Mar 27, 2017

Last week the Supreme Court unanimously ruled on a case that some say may change special education.

“It is a big victory,” says Martha Mock, associate professor and program director of inclusive education with the Warner School of Education at the University of Rochester. “It acknowledges that we need to set a higher bar than simply housing students with disabilities in schools.”  

The ruling addressed the question of whether minimal progress for students with disabilities is enough, and decided that education plans should be “appropriately ambitious.”

Parents of Endrew, a student who has Autism and ADHD, originally filed a complaint with the Colorado Department of Education in 2012. This came after the parents saw their son make more progress in a private school than the public school he was originally attending.

“What the court decided is that if a “gen ed” student is expected to make progress every year and actually progress to the point where they go up a grade, then we should have similarly ambitious goals for students with disabilities,” says  Jenny Hutkowski, director of family and youth education at Starbridge, an advocacy organization for people with disabilities.

“While goals may be different, they still have to be aspirational,” Hutkowski added. “We want to have high expectations.”

Mock says that schools in the region already implement challenging plans for students with disabilities, but that improvements, still, could be made. 

The ruling won’t impact schools in New York since the state already holds similar standards for special education, says Karl Kristoff, general counsel for the Rochester City School District.

WXXI News received the following comment from Kristoff by email: 

“In our view, this was a balanced decision because it recognizes that the adequacy of an IEP still turns on the unique circumstances of the child for whom it was created. This case has not, and the law generally cannot, promise any particular educational outcome for a child being educated pursuant to the Act. There remains a standard of reasonableness that requires a prospective judgment by school officials.

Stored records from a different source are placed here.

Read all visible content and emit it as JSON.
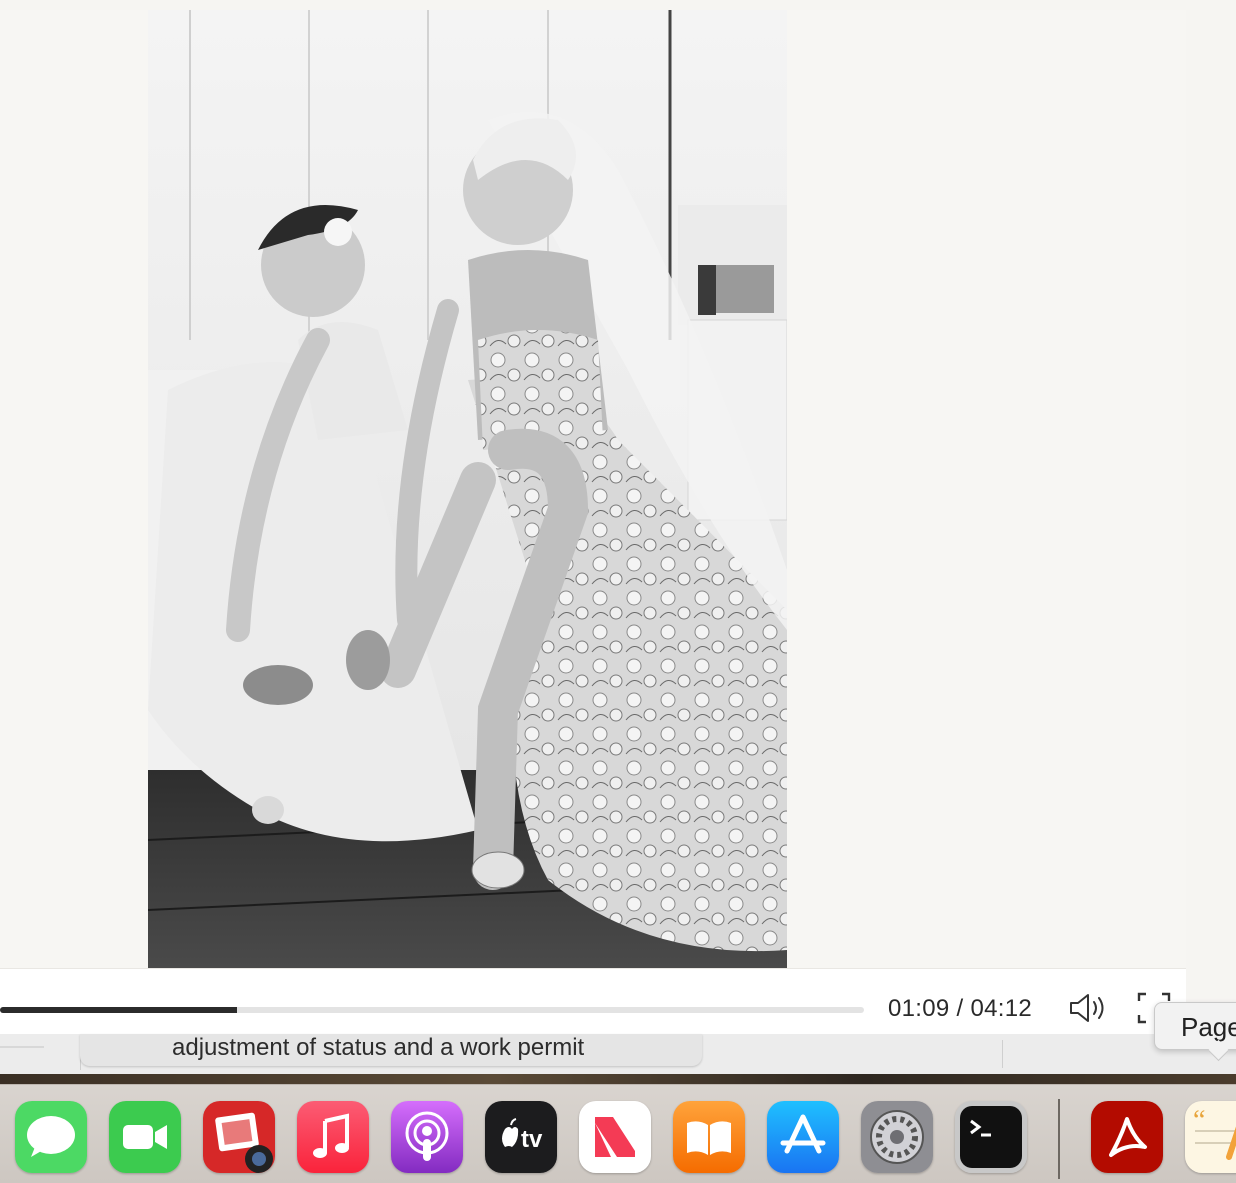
{
  "player": {
    "current_time": "01:09",
    "duration": "04:12",
    "time_readout": "01:09 / 04:12",
    "progress_fraction": 0.274
  },
  "caption": {
    "text": "adjustment of status and a work permit"
  },
  "tooltip": {
    "label": "Page"
  },
  "icons": {
    "volume": "speaker-icon",
    "fullscreen": "fullscreen-icon"
  },
  "dock": {
    "apps": [
      {
        "name": "Messages",
        "icon": "messages-icon"
      },
      {
        "name": "FaceTime",
        "icon": "facetime-icon"
      },
      {
        "name": "Photo Booth",
        "icon": "photo-booth-icon"
      },
      {
        "name": "Music",
        "icon": "music-icon"
      },
      {
        "name": "Podcasts",
        "icon": "podcasts-icon"
      },
      {
        "name": "TV",
        "icon": "apple-tv-icon"
      },
      {
        "name": "News",
        "icon": "news-icon"
      },
      {
        "name": "Books",
        "icon": "books-icon"
      },
      {
        "name": "App Store",
        "icon": "app-store-icon"
      },
      {
        "name": "System Preferences",
        "icon": "system-preferences-icon"
      },
      {
        "name": "Terminal",
        "icon": "terminal-icon"
      },
      {
        "name": "Acrobat Reader",
        "icon": "acrobat-icon"
      },
      {
        "name": "Pages",
        "icon": "pages-icon"
      }
    ],
    "tv_label": "tv"
  },
  "colors": {
    "page_bg": "#f6f5f2",
    "progress_fill": "#2b2b2b",
    "progress_track": "#e3e3e3"
  }
}
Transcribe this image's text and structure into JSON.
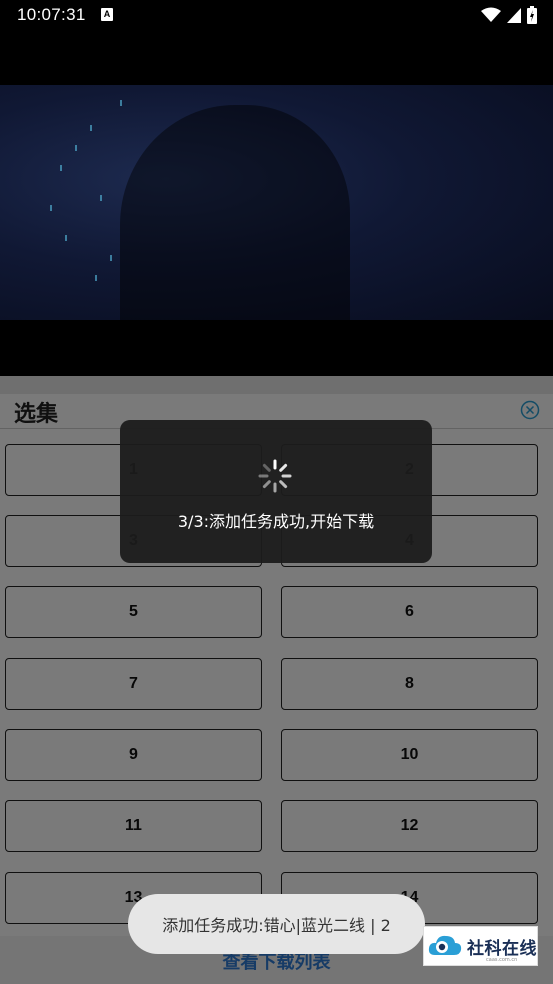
{
  "status_bar": {
    "time": "10:07:31",
    "indicator": "A",
    "icons": [
      "wifi-icon",
      "signal-icon",
      "battery-icon"
    ]
  },
  "sheet": {
    "title": "选集",
    "episodes": [
      "1",
      "2",
      "3",
      "4",
      "5",
      "6",
      "7",
      "8",
      "9",
      "10",
      "11",
      "12",
      "13",
      "14"
    ],
    "download_link": "查看下载列表"
  },
  "loading_dialog": {
    "message": "3/3:添加任务成功,开始下载"
  },
  "toast": {
    "message": "添加任务成功:错心|蓝光二线 | 2"
  },
  "watermark": {
    "name": "社科在线",
    "url": "caas.com.cn"
  },
  "colors": {
    "accent": "#2e7cd6",
    "close_icon": "#2a9fd6",
    "overlay": "rgba(0,0,0,0.52)"
  }
}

This is not inconsistent with the law in New York or with the District's approach to the provision of special education services.”

This story was produced by WXXI’s Inclusion Desk, focusing on disabilities and inclusion.